* _Assignment_:
Work out how many lines in these entries include the string "JSON", and give only that figure.

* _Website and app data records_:
········
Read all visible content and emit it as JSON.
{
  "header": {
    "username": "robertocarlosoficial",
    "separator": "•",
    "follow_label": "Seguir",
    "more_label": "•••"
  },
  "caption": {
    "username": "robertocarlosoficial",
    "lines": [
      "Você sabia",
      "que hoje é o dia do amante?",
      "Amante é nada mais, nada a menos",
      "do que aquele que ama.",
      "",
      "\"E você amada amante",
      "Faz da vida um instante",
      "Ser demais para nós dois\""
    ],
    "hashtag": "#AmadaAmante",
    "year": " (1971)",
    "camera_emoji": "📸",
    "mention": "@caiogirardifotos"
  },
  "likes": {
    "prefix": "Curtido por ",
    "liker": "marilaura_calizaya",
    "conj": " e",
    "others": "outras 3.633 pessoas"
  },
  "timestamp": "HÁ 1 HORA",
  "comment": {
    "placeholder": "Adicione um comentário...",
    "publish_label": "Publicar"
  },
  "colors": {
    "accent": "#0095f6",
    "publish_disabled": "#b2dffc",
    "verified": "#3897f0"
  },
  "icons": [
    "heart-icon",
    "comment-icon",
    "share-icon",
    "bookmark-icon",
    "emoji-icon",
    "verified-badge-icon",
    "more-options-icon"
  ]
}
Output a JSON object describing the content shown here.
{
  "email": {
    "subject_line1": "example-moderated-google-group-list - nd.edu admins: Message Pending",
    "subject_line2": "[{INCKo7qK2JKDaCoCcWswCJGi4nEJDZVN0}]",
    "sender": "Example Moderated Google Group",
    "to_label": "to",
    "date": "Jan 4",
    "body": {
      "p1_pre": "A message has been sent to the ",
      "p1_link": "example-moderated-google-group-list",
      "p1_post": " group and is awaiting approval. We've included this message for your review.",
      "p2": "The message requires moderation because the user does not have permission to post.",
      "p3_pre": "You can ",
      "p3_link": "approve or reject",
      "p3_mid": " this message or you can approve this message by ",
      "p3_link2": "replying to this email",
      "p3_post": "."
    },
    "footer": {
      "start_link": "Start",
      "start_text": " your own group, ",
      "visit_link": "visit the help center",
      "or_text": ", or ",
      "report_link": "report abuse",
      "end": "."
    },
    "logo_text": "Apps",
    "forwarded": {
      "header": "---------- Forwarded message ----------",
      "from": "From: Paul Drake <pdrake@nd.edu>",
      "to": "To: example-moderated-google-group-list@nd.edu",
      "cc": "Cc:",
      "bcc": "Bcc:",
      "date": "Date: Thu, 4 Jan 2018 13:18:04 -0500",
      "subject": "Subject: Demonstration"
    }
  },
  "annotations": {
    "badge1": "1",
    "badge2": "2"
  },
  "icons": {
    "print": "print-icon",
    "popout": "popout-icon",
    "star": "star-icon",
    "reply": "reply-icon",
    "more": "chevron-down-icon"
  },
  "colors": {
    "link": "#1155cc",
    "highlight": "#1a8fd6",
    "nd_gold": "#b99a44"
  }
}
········
* _Answer for the task_:
2